-------- DATASET RECORDS
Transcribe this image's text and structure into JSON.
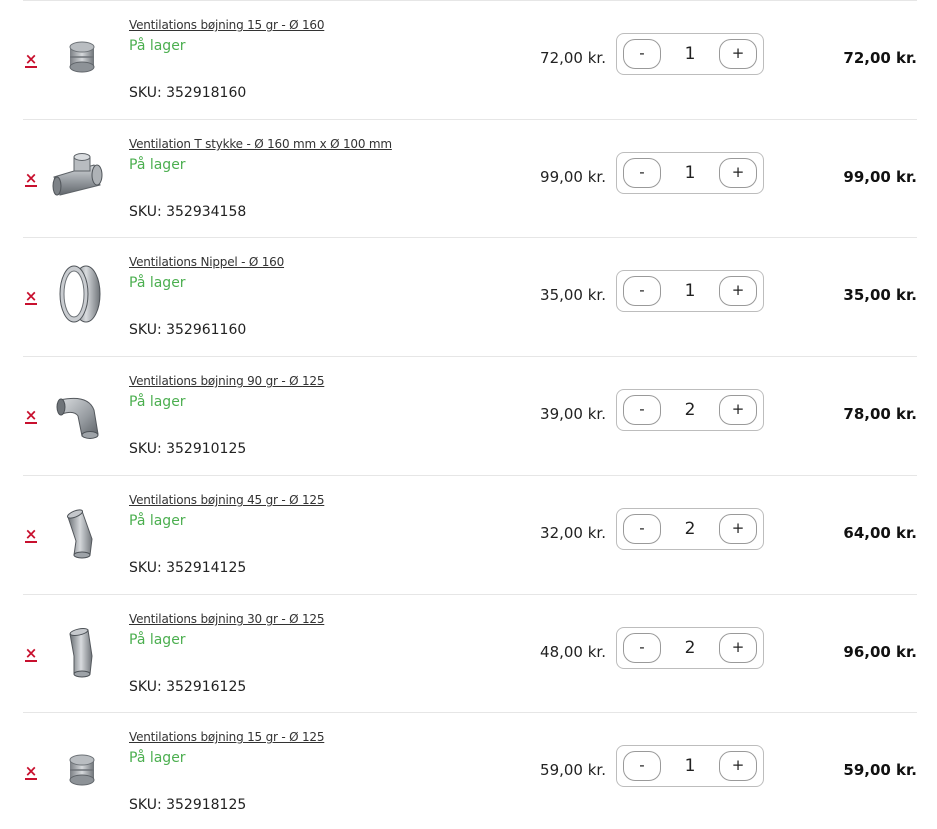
{
  "cart": {
    "items": [
      {
        "name": "Ventilations bøjning 15 gr - Ø 160",
        "stock": "På lager",
        "sku": "SKU: 352918160",
        "unit_price": "72,00 kr.",
        "quantity": "1",
        "total": "72,00 kr.",
        "image": "straight-duct-collar-image",
        "minus": "-",
        "plus": "+",
        "remove": "×"
      },
      {
        "name": "Ventilation T stykke - Ø 160 mm x Ø 100 mm",
        "stock": "På lager",
        "sku": "SKU: 352934158",
        "unit_price": "99,00 kr.",
        "quantity": "1",
        "total": "99,00 kr.",
        "image": "t-piece-duct-image",
        "minus": "-",
        "plus": "+",
        "remove": "×"
      },
      {
        "name": "Ventilations Nippel - Ø 160",
        "stock": "På lager",
        "sku": "SKU: 352961160",
        "unit_price": "35,00 kr.",
        "quantity": "1",
        "total": "35,00 kr.",
        "image": "duct-nipple-ring-image",
        "minus": "-",
        "plus": "+",
        "remove": "×"
      },
      {
        "name": "Ventilations bøjning 90 gr - Ø 125",
        "stock": "På lager",
        "sku": "SKU: 352910125",
        "unit_price": "39,00 kr.",
        "quantity": "2",
        "total": "78,00 kr.",
        "image": "elbow-90-image",
        "minus": "-",
        "plus": "+",
        "remove": "×"
      },
      {
        "name": "Ventilations bøjning 45 gr - Ø 125",
        "stock": "På lager",
        "sku": "SKU: 352914125",
        "unit_price": "32,00 kr.",
        "quantity": "2",
        "total": "64,00 kr.",
        "image": "elbow-45-image",
        "minus": "-",
        "plus": "+",
        "remove": "×"
      },
      {
        "name": "Ventilations bøjning 30 gr - Ø 125",
        "stock": "På lager",
        "sku": "SKU: 352916125",
        "unit_price": "48,00 kr.",
        "quantity": "2",
        "total": "96,00 kr.",
        "image": "elbow-30-image",
        "minus": "-",
        "plus": "+",
        "remove": "×"
      },
      {
        "name": "Ventilations bøjning 15 gr - Ø 125",
        "stock": "På lager",
        "sku": "SKU: 352918125",
        "unit_price": "59,00 kr.",
        "quantity": "1",
        "total": "59,00 kr.",
        "image": "straight-duct-collar-image",
        "minus": "-",
        "plus": "+",
        "remove": "×"
      }
    ]
  },
  "colors": {
    "remove": "#c8102e",
    "in_stock": "#4caf50",
    "divider": "#e6e6e6"
  }
}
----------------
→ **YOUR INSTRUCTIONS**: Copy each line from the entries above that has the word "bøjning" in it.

→ **OUTPUT FOR THIS TASK**:
        "name": "Ventilations bøjning 15 gr - Ø 160",
        "name": "Ventilations bøjning 90 gr - Ø 125",
        "name": "Ventilations bøjning 45 gr - Ø 125",
        "name": "Ventilations bøjning 30 gr - Ø 125",
        "name": "Ventilations bøjning 15 gr - Ø 125",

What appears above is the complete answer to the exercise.